It is possible to express the same proposition in many ways, because a proposition is concerned with meaning, not with the mode of expression.

Two meaningful declarative sentences express the same proposition if and only if they mean the same thing.

This defines proposition in terms of synonymity. For example, "Snow is white" (in English) and "Schnee ist weiß" (in German) are different sentences, but they say the same thing, so they express the same proposition.

In Aristotelian logic, a proposition is a particular kind of sentence, one which affirms or denies a predicate of a subject. Aristotelian propositions take forms like "All men are mortal" and "Socrates is a man".

In logical positivism, a proposition whose truth value cannot possibly be decided is meaningless. This would include (in their opinion) statements about deities.[1]

Many modern philosophers take the view that 'statement' and 'proposition' are synonyms, or ought to be.[1][2][3]

Other websites

  • Stanford Encyclopedia of Philosophy article on Propositions by Matthew McGrath.

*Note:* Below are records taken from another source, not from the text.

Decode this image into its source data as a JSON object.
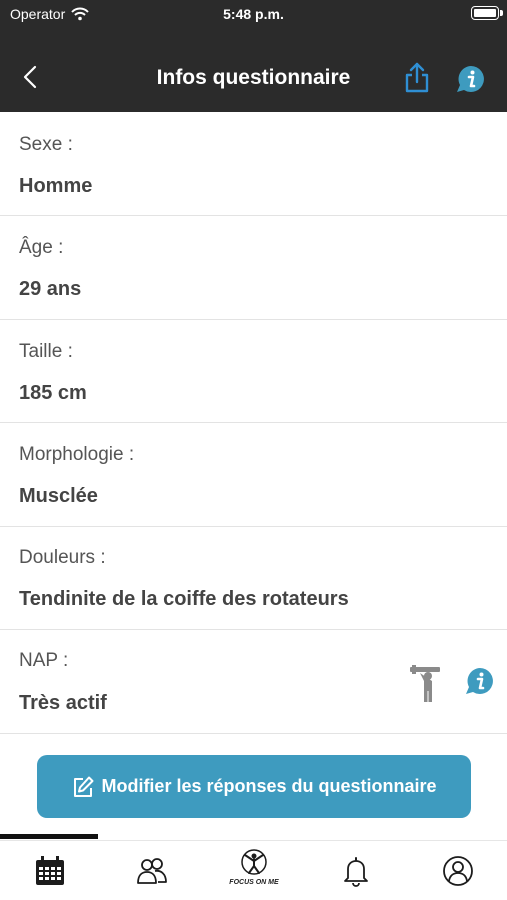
{
  "status_bar": {
    "carrier": "Operator",
    "time": "5:48 p.m."
  },
  "nav": {
    "title": "Infos questionnaire",
    "back_icon": "chevron-left-icon",
    "share_icon": "share-icon",
    "info_icon": "info-bubble-icon"
  },
  "fields": [
    {
      "label": "Sexe :",
      "value": "Homme"
    },
    {
      "label": "Âge :",
      "value": "29 ans"
    },
    {
      "label": "Taille :",
      "value": "185 cm"
    },
    {
      "label": "Morphologie :",
      "value": "Musclée"
    },
    {
      "label": "Douleurs :",
      "value": "Tendinite de la coiffe des rotateurs"
    },
    {
      "label": "NAP :",
      "value": "Très actif",
      "icons": [
        "worker-carrying-icon",
        "info-bubble-icon"
      ]
    }
  ],
  "edit_button": {
    "label": "Modifier les réponses du questionnaire",
    "icon": "edit-icon"
  },
  "tab_bar": {
    "items": [
      {
        "name": "calendar",
        "icon": "calendar-icon",
        "active": true
      },
      {
        "name": "users",
        "icon": "group-icon"
      },
      {
        "name": "focus-on-me",
        "icon": "focus-on-me-logo",
        "text": "FOCUS ON ME"
      },
      {
        "name": "notifications",
        "icon": "bell-icon"
      },
      {
        "name": "profile",
        "icon": "user-circle-icon"
      }
    ]
  },
  "colors": {
    "header_bg": "#2b2b2b",
    "accent": "#3e9bbf",
    "share_blue": "#2f8fd4"
  }
}
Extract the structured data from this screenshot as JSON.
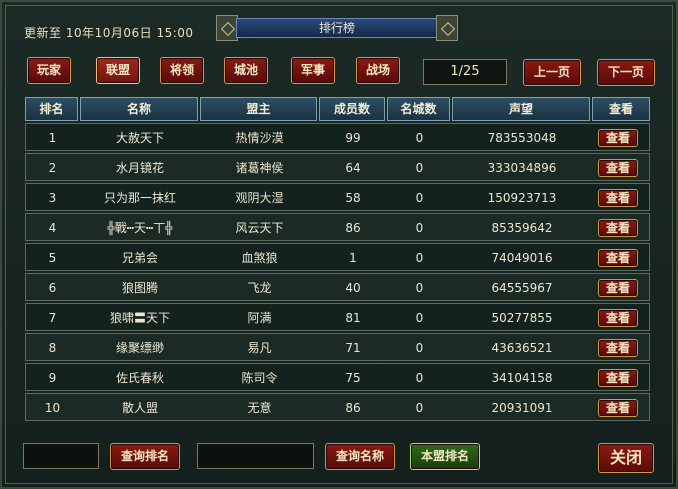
{
  "header": {
    "update_text": "更新至 10年10月06日 15:00",
    "title": "排行榜"
  },
  "tabs": [
    {
      "label": "玩家",
      "active": false
    },
    {
      "label": "联盟",
      "active": true
    },
    {
      "label": "将领",
      "active": false
    },
    {
      "label": "城池",
      "active": false
    },
    {
      "label": "军事",
      "active": false
    },
    {
      "label": "战场",
      "active": false
    }
  ],
  "pagination": {
    "indicator": "1/25",
    "prev_label": "上一页",
    "next_label": "下一页"
  },
  "table": {
    "columns": [
      "排名",
      "名称",
      "盟主",
      "成员数",
      "名城数",
      "声望",
      "查看"
    ],
    "view_label": "查看",
    "rows": [
      {
        "rank": "1",
        "name": "大赦天下",
        "leader": "热情沙漠",
        "members": "99",
        "cities": "0",
        "prestige": "783553048"
      },
      {
        "rank": "2",
        "name": "水月镜花",
        "leader": "诸葛神侯",
        "members": "64",
        "cities": "0",
        "prestige": "333034896"
      },
      {
        "rank": "3",
        "name": "只为那一抹红",
        "leader": "观阴大湿",
        "members": "58",
        "cities": "0",
        "prestige": "150923713"
      },
      {
        "rank": "4",
        "name": "╬戰┅天┅丅╬",
        "leader": "风云天下",
        "members": "86",
        "cities": "0",
        "prestige": "85359642"
      },
      {
        "rank": "5",
        "name": "兄弟会",
        "leader": "血煞狼",
        "members": "1",
        "cities": "0",
        "prestige": "74049016"
      },
      {
        "rank": "6",
        "name": "狼图腾",
        "leader": "飞龙",
        "members": "40",
        "cities": "0",
        "prestige": "64555967"
      },
      {
        "rank": "7",
        "name": "狼啸〓天下",
        "leader": "阿满",
        "members": "81",
        "cities": "0",
        "prestige": "50277855"
      },
      {
        "rank": "8",
        "name": "缘聚缥缈",
        "leader": "易凡",
        "members": "71",
        "cities": "0",
        "prestige": "43636521"
      },
      {
        "rank": "9",
        "name": "佐氏春秋",
        "leader": "陈司令",
        "members": "75",
        "cities": "0",
        "prestige": "34104158"
      },
      {
        "rank": "10",
        "name": "散人盟",
        "leader": "无意",
        "members": "86",
        "cities": "0",
        "prestige": "20931091"
      }
    ]
  },
  "footer": {
    "rank_query_value": "",
    "rank_query_label": "查询排名",
    "name_query_value": "",
    "name_query_label": "查询名称",
    "my_alliance_label": "本盟排名",
    "close_label": "关闭"
  }
}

  1. 1.0 1.1 Ayer A.J. 1936, 2nd ed 1946. Language, truth and logic.
  2. Lemmon E.J. Sentences, statements and propositions. In Williams & Montefiore (eds) British analytical philosophy. 1966.
  3. Stroll A. 1967. Statements. In Stroll A. Epistemology.